In May this year, Julie Ward, a British member of the European Parliament from the Labour Party, will intern at the Bonnefanten Museum in Maastricht, the Netherlands. She chose the museum because she is interested in ancient artefacts, design and community work, and, particularly, because of the museum’s focus on youth, gender and sexuality. It is part of the political internship programme initiated by the Network of European Museum Organisations, to give politicians an understanding of the workings and importance of museums. It is actually an extension of a programme called ‘More Than Worth It’, run successfully by the Netherlands Museum Association. So, do not be surprised if you find a Dutch minister behind the reception desk, when you enter a museum in the Netherlands.
Politicians play an active role in cultural activities in the west. They are regular visitors to galleries, museums, art shows, fairs and biennales. I vividly remember the Argentinian president visiting the Argentinian pavilion at the Venice Biennale in 2011, when I had gone there with Riyas Komu, Sunil V. and Shwetal Patel to make our first presentation about the Kochi-Muziris Biennale to an international audience.
Incidentally, that was the only year when India had a pavilion at the mecca of contemporary art.
My first encounter with a culturally, socially and politically conscious minister from a European country was during ARCO 09, Madrid, where India was the focus country and I was the guest curator. I thoroughly enjoyed the company of the politician who was talking to me about art, sans the company of bodyguards or bureaucrats. I wondered if such a thing would ever happen in India.

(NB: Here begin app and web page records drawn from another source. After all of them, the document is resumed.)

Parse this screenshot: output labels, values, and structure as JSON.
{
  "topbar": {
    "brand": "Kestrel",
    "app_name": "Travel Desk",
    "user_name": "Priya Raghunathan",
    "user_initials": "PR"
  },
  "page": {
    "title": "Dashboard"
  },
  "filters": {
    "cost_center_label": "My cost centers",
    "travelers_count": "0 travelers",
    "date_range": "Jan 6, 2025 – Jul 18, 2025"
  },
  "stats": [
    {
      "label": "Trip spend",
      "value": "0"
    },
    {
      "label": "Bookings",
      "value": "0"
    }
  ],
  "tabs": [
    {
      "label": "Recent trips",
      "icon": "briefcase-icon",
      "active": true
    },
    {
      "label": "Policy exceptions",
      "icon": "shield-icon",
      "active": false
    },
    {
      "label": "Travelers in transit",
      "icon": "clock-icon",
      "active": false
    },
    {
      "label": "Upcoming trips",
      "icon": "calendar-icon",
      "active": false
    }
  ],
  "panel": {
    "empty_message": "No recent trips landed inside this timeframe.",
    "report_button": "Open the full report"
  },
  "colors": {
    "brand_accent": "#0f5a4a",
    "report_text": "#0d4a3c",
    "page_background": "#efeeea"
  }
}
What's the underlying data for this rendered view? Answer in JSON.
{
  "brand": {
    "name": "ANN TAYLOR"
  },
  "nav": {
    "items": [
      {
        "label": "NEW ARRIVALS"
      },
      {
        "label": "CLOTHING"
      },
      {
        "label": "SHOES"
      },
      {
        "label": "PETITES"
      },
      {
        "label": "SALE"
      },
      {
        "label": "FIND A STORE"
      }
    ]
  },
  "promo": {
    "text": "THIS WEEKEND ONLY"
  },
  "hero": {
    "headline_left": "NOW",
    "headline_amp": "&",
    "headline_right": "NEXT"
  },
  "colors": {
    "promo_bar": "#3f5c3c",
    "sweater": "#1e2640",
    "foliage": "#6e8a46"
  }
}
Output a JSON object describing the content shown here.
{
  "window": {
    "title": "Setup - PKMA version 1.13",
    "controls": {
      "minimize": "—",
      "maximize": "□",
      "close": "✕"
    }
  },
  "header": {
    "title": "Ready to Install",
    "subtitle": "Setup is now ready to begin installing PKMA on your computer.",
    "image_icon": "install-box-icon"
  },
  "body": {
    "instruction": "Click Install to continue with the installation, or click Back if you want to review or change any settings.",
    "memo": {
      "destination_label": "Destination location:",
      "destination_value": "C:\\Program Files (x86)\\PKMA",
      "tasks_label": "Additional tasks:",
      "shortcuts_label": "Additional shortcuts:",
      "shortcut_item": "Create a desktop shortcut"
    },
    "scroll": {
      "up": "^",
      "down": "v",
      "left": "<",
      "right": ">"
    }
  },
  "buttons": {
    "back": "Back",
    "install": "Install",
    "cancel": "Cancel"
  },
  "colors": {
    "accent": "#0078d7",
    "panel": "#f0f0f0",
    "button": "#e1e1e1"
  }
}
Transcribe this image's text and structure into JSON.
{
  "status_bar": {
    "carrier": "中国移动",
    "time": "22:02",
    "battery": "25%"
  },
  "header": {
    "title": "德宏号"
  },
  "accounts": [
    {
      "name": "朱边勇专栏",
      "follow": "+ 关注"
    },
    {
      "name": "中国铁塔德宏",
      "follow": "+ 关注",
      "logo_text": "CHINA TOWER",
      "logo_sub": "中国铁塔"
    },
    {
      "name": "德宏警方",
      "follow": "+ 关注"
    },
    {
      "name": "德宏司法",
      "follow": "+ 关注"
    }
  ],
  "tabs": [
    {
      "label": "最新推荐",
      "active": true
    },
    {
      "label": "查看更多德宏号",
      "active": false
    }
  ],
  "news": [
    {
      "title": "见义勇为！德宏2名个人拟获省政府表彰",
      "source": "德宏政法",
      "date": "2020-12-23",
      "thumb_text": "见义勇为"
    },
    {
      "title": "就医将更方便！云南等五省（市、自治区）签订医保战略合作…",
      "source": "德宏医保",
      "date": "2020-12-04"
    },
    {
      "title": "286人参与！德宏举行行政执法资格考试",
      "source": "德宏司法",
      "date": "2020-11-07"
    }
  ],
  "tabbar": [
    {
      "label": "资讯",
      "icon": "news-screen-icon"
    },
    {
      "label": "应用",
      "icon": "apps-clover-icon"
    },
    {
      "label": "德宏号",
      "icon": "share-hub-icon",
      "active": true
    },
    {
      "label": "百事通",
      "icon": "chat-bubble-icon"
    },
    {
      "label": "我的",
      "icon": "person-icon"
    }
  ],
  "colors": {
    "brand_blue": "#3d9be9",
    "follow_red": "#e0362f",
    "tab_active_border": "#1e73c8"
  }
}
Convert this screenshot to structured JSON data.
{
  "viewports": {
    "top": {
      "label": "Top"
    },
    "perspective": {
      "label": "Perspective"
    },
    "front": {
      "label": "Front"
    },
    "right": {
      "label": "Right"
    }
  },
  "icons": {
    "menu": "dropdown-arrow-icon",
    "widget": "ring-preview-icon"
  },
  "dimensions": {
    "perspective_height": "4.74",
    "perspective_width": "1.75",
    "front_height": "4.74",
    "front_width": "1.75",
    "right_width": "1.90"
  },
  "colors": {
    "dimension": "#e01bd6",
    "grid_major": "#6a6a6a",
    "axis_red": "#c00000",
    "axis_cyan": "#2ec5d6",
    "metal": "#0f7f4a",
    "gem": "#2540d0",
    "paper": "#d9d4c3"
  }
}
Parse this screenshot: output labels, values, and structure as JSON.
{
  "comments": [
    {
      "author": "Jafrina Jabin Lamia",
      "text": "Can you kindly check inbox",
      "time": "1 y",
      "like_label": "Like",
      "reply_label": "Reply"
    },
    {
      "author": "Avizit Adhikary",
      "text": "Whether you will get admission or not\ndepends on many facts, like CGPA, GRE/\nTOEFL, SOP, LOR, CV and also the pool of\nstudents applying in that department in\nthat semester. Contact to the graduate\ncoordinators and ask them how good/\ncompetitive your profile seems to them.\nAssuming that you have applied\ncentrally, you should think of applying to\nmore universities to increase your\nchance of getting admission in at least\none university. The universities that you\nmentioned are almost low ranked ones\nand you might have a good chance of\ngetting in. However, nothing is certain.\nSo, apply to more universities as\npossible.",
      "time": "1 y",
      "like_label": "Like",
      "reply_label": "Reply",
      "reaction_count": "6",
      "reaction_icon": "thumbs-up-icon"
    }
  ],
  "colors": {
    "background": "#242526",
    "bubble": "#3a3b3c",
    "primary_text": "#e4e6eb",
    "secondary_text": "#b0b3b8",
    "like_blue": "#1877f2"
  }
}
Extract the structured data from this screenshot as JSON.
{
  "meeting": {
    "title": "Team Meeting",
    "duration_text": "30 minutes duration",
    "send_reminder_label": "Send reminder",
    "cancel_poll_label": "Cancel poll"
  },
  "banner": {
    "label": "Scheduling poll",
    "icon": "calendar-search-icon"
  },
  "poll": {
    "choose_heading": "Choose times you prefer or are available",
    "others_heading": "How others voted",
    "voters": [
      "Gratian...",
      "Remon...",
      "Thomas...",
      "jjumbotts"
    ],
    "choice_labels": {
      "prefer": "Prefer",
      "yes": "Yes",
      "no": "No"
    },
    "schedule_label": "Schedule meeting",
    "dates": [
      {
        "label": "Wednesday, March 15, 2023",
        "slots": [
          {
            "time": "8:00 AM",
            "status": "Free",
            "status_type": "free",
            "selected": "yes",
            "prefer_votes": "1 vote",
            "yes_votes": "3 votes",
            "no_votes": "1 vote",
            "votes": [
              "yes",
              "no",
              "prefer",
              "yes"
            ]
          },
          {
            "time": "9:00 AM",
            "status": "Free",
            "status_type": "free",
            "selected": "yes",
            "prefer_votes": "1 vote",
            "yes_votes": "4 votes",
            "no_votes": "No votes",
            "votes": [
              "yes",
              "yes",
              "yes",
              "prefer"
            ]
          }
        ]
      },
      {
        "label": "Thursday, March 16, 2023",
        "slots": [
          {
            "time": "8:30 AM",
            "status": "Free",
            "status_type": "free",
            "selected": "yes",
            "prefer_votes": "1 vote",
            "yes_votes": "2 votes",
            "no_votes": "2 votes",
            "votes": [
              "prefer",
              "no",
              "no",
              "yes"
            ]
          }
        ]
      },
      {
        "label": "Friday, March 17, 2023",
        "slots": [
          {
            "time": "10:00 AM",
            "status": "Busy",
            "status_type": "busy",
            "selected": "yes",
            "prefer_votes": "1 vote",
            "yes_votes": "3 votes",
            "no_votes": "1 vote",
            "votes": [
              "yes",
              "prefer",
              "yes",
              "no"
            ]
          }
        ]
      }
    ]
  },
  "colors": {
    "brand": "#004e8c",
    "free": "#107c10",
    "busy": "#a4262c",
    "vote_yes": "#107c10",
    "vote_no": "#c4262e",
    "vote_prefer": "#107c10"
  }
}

But, when we began the Kochi-Muziris Biennale, several Kerala politicians including former chief minister Oommen Chandy and the current chief minister, Pinarayi Vijayan, visited the event. Some of them have not missed any edition since. KMB was born out of former culture minister M.A. Baby's wish to bring international visual art to Kerala. Last year, president Pranab Mukherjee visited the biennale and addressed the audience.
Here I am writing about another president’s visit. Recently, French President Emmanuel Macron came to India on an official visit. And, guess what was on his itinerary. A trip to artist Subodh Gupta’s studio. Subodh is having a major retrospective at the 1,154-year-old Monnaie de Paris—the French mint is the oldest enterprise in the world. The charming president and his cheerful wife, Brigitte, visited the Gurugram studio where Subodh and his wife Bharati Kher work. Also in attendance were 60 invited guests—artists, designers, writers, museum directors and gallerists.
Subodh took our hands (Riyas’s and mine), pulled us closer to Macron and said: “I wanted to introduce both these artists. They have changed Indian art and we are so proud of India’s biennale in Kochi.” Later, we met again and explained KMB in detail to an attentive president. He was, of course, coming from a culturally conscious country. The French understand the value of soft power. France has the most visited art museums and cultural spaces in the world.
Macron's visit to Subodh and Bharti's studio is history. I hope our political figures also come down to earth. At least, our new and young blood should respect the wealth of art and culture. Art is humane and humble; it is like a mirror. Riyas could not miss the selfie-opportunity. He took out his mobile and asked if he could take a selfie with Macron. Jitish [Kallat] and I squeezed into the frame!
Just before the president left, he said to us: “I know where to go on my next visit.” After a pause, he said: “Kochi!” He might as well.